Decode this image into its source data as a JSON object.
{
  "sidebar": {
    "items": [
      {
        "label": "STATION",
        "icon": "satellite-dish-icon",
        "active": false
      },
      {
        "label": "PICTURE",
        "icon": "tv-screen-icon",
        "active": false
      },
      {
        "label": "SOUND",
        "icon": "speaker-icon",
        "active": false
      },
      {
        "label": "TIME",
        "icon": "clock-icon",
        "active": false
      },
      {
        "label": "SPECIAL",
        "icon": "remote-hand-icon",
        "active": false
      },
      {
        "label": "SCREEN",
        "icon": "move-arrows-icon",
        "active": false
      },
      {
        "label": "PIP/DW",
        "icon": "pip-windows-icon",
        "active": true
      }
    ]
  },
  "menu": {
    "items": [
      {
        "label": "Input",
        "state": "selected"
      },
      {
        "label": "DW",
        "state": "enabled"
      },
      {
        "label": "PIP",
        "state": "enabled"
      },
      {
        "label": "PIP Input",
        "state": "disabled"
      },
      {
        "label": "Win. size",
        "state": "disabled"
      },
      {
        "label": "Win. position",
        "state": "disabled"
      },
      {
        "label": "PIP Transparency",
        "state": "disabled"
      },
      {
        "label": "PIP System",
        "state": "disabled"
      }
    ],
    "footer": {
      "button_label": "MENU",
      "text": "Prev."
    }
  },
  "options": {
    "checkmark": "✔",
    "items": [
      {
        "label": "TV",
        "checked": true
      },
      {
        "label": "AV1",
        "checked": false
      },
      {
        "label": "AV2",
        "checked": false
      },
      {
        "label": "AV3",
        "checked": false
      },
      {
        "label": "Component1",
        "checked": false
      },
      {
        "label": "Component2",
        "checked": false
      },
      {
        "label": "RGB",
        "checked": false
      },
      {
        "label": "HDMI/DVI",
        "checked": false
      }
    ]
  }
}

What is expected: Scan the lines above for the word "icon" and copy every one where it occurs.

Solution for this exercise:
        "icon": "satellite-dish-icon",
        "icon": "tv-screen-icon",
        "icon": "speaker-icon",
        "icon": "clock-icon",
        "icon": "remote-hand-icon",
        "icon": "move-arrows-icon",
        "icon": "pip-windows-icon",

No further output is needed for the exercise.